*WHAT THIS TASK INVOLVES*. Only the lines with "OffDelay" in the entries below belong in the answer; please copy them.

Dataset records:
──────────────────────────────
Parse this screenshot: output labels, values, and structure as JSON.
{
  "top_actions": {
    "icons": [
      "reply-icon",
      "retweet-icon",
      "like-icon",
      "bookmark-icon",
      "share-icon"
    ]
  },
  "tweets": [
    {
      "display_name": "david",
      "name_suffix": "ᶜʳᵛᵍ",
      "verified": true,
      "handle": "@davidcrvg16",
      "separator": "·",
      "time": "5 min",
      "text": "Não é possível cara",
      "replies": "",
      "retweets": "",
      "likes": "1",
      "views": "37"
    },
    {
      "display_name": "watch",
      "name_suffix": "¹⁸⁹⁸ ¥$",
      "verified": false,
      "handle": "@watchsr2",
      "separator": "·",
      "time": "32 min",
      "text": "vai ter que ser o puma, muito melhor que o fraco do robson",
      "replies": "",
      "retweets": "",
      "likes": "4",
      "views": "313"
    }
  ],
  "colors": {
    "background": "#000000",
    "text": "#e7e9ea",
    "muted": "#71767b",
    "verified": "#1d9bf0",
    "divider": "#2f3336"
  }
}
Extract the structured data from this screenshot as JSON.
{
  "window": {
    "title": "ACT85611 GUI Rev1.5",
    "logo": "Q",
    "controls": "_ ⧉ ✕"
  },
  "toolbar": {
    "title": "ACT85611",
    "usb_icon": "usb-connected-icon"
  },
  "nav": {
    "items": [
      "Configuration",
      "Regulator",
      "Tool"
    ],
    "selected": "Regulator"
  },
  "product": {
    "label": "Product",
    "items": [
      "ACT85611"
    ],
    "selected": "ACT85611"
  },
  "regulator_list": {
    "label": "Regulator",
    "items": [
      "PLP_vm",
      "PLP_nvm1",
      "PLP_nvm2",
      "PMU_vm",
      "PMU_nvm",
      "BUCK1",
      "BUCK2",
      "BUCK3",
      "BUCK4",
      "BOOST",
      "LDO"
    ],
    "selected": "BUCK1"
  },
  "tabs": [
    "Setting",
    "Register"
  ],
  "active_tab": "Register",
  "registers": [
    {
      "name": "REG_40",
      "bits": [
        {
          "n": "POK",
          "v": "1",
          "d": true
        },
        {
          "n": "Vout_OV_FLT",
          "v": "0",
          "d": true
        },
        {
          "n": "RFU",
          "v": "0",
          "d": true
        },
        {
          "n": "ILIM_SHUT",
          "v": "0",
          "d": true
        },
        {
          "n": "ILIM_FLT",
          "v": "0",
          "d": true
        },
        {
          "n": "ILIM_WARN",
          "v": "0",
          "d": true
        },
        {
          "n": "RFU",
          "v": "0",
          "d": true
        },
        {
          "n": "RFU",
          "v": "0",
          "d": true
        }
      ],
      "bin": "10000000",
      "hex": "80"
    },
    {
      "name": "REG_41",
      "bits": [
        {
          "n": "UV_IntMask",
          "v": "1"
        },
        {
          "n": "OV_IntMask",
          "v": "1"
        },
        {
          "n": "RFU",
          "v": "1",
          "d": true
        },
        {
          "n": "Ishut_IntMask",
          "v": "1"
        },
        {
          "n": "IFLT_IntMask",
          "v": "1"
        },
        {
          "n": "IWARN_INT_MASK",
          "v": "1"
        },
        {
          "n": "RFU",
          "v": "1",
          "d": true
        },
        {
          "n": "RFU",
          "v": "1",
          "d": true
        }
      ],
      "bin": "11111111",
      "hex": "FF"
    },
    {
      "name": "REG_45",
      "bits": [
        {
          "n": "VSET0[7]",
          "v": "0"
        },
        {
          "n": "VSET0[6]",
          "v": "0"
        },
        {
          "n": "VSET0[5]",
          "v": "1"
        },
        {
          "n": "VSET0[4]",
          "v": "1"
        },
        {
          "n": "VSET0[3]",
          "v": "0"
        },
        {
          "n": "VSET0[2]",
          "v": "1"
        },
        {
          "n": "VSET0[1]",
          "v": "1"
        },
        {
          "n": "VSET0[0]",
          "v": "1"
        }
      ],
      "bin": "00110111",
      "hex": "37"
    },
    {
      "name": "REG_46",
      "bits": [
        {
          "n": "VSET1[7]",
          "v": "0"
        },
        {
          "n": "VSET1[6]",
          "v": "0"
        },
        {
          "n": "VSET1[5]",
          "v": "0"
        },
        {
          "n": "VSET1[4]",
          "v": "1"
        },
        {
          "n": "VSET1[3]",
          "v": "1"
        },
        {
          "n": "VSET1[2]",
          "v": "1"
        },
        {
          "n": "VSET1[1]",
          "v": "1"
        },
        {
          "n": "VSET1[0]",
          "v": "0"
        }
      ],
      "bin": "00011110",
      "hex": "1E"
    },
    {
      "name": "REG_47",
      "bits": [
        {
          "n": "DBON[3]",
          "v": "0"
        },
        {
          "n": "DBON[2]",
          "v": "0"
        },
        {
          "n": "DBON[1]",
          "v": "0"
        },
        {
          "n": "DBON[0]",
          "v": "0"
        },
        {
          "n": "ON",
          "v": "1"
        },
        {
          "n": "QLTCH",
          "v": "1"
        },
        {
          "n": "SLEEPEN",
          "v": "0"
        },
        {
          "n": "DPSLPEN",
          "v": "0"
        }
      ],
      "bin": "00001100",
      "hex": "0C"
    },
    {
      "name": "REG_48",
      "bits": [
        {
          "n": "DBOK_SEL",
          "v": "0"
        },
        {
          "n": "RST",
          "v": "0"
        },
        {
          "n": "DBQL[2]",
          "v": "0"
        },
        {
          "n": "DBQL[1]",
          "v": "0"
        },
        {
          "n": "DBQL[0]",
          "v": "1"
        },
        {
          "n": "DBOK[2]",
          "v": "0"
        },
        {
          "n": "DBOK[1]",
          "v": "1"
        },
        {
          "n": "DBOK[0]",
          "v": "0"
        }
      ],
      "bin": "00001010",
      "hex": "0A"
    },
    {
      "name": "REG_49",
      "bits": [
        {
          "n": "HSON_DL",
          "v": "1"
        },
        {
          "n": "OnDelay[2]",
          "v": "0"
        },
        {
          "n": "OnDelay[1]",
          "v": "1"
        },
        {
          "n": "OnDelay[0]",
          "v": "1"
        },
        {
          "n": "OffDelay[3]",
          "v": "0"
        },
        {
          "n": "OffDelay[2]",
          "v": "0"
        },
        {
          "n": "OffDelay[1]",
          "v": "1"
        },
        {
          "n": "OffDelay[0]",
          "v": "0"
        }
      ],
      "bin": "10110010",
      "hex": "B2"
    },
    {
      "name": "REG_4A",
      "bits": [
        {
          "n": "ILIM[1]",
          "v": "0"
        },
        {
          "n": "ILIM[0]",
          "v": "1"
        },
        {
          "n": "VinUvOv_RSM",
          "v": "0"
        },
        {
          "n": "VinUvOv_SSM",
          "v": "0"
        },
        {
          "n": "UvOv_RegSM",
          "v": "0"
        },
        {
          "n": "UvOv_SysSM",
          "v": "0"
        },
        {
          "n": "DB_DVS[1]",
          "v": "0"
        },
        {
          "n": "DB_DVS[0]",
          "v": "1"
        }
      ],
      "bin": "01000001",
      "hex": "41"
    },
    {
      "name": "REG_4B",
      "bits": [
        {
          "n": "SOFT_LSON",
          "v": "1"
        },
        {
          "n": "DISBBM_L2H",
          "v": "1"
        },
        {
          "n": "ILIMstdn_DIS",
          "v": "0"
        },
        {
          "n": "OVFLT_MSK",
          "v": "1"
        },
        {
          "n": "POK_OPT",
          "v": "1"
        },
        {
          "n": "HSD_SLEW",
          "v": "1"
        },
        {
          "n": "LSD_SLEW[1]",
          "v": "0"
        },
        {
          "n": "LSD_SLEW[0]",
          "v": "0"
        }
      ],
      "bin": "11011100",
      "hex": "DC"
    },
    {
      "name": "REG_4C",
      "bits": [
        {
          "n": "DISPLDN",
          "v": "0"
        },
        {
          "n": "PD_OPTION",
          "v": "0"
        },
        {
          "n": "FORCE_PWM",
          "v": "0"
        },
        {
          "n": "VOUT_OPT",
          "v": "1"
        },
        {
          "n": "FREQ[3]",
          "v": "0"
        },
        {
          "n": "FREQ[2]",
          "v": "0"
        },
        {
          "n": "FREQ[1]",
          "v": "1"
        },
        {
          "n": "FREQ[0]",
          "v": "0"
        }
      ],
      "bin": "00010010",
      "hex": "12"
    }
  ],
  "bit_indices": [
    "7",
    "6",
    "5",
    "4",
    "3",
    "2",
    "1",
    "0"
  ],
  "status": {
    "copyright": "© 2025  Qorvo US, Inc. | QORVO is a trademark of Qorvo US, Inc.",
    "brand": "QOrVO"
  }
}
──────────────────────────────
*OUTPUT OF THE TASK*.
          "n": "OffDelay[3]",
          "n": "OffDelay[2]",
          "n": "OffDelay[1]",
          "n": "OffDelay[0]",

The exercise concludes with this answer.